Nashville’s Lesser-Known Histories To Be Written As An Alternative Tourist Guide | Nashville Public Radio

Nashville’s Lesser-Known Histories To Be Written As An Alternative Tourist Guide

Dec 21, 2015

A new guidebook will be written to collect Nashville’s lesser-known stories and history. Known as “A People’s Guide To Nashville,” it’s the latest in a multi-city book series that illuminates places and events that have been ignored, giving voice to minority groups, protest movements and unsung heroes.

While the local editors are in academia, they said much of the material will come directly from the people who took part in social justice movements.

“These are the invisible people, so to speak, the folks that people see but they don’t see — people who have very, very interesting stories that they keep inside of them. And then when we bury them, we bury those stories in the cemetery,” said Lea Williams, assistant professor of African-American history at Tennessee State University.

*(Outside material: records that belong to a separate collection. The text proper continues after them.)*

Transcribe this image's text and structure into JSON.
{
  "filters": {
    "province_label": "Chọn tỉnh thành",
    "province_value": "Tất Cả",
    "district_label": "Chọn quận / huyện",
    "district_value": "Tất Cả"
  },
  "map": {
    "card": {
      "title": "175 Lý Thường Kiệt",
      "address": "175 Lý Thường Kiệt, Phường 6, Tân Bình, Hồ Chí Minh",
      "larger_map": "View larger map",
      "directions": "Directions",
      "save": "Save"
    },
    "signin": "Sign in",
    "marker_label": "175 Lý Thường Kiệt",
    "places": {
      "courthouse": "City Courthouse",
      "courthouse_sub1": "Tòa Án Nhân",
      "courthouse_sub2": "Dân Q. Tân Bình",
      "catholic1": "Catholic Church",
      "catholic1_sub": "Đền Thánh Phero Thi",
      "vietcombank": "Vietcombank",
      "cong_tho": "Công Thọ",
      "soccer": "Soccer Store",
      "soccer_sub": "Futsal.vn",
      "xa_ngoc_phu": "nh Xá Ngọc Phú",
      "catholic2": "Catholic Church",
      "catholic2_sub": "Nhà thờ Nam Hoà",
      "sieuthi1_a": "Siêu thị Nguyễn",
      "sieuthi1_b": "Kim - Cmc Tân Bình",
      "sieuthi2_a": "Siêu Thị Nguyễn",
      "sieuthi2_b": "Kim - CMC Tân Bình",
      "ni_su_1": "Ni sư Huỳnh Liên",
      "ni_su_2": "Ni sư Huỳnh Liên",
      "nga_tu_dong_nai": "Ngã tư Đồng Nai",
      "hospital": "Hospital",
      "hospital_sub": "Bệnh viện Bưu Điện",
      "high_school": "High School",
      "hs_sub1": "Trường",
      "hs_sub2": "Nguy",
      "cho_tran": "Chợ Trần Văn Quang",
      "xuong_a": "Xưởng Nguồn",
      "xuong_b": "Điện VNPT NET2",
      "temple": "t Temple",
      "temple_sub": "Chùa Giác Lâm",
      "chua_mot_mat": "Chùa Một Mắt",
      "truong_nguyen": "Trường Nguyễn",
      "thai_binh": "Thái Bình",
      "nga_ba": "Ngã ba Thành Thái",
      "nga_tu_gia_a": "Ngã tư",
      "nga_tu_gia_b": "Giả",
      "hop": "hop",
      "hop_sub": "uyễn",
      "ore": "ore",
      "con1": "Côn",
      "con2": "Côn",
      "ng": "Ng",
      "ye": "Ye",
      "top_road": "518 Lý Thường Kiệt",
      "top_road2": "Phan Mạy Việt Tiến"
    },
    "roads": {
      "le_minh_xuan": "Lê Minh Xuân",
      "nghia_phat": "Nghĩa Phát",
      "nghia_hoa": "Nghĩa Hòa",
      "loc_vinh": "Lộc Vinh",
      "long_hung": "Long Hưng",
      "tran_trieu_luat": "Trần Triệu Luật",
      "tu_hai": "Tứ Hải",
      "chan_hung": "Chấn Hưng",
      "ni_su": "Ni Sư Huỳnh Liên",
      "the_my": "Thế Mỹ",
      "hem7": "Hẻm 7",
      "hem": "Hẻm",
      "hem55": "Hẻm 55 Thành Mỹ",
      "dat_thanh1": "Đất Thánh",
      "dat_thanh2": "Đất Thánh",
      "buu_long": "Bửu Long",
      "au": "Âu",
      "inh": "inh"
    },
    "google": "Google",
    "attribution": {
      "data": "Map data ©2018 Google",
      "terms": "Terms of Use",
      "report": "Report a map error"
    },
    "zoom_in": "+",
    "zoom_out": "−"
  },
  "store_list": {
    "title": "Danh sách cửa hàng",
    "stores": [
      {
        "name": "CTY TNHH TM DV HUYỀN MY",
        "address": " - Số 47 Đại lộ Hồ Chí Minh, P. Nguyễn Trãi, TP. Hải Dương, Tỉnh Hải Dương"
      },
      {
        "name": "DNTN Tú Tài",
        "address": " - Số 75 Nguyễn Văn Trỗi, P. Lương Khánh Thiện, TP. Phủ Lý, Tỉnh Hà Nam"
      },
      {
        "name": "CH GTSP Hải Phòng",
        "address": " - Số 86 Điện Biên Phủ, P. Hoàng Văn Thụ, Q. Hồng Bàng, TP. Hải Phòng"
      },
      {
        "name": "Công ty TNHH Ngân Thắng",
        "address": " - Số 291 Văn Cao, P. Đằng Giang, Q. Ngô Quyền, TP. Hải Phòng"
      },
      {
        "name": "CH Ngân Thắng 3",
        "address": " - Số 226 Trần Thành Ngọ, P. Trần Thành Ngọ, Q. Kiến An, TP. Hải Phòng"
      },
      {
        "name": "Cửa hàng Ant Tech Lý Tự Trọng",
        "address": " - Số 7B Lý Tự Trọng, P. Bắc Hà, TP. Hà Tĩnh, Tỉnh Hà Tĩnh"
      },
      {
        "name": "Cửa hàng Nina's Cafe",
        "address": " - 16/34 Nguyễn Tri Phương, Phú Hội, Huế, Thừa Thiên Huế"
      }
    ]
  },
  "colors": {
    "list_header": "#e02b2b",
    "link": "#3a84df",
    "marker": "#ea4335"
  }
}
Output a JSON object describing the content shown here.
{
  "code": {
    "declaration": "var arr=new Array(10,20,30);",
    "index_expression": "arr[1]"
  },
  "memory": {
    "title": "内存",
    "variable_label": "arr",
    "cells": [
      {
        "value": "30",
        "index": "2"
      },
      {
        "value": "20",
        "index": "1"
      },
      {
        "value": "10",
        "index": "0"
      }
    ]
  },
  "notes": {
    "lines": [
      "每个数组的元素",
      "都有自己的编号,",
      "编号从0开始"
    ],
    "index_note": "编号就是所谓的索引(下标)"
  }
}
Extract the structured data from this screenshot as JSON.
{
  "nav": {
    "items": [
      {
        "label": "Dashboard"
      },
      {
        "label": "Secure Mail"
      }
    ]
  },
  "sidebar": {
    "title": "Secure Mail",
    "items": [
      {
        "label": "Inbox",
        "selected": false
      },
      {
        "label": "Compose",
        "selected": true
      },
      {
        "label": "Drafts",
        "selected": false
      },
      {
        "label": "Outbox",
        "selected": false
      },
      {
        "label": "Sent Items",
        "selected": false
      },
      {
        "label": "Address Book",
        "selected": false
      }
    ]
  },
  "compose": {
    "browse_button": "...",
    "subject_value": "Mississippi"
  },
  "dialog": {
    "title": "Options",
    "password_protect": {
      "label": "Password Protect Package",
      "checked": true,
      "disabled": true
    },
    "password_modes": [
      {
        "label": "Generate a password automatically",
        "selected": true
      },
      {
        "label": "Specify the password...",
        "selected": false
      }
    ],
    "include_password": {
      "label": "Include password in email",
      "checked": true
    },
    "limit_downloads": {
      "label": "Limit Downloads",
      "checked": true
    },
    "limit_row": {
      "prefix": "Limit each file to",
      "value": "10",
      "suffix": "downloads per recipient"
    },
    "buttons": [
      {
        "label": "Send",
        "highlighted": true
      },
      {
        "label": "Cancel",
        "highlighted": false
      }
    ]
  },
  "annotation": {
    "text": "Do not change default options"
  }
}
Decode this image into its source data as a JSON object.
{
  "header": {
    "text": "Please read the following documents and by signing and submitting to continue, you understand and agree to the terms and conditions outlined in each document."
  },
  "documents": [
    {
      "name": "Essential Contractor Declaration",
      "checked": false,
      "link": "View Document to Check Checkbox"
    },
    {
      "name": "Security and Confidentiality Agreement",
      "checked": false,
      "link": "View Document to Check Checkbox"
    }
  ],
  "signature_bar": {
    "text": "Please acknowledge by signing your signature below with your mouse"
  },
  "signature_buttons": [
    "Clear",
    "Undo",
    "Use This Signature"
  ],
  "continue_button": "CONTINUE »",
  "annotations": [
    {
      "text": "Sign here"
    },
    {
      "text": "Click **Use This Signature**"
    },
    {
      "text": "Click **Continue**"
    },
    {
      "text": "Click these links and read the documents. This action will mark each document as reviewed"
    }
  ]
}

Williams is one of three co-editors, along with Vanderbilt University associate professor Jim Fraser and doctoral student Amie Thurber.

The editors said the People’s Guide will preserve stories of resilience from the Women’s Suffrage and Civil Rights movements and of other marginalized lives, like those of everyday people in ethnic neighborhoods. In their call for submissions, editors take on something of a defiant tone, asking for stories that challenge misinformation, celebrate cultural resistance and that reveal dominating power structures in local politics. 

“A lot of times, we suffer from amnesia when it comes to history, and sometimes that amnesia is imposed from the outside,” Williams said. “I’m interested in what occurred in the margins.”

"A People's Guide To Los Angeles" was recently published, and Nashville's edition is in the works.
Credit University of California Press

Editors Seek Diverse Stories

The book will be written as a tourist guide, with maps and daytrips for visitors, but still with relevant information for residents, newcomers and natives, Thurber said.

“It’d be the kind of thing, if it existed, that I would have bought right when I got here,” she said.

Thurber recounted hearing someone say that when visiting downtown Nashville, “once is enough” — a sentiment she wants to overcome by creating a book that helps Nashvillians keep up their curiosity about their surroundings.

“You should be able to go downtown over and over and over again and discover new things, and that should be true about every part of the city,” she said.

The book will highlight about 100 places, with more on an interactive website.

For the next year, editors are calling for written entries. Anyone can take part, and they’re courting material from an array of organizations, including neighborhood associations. To take part, visit or email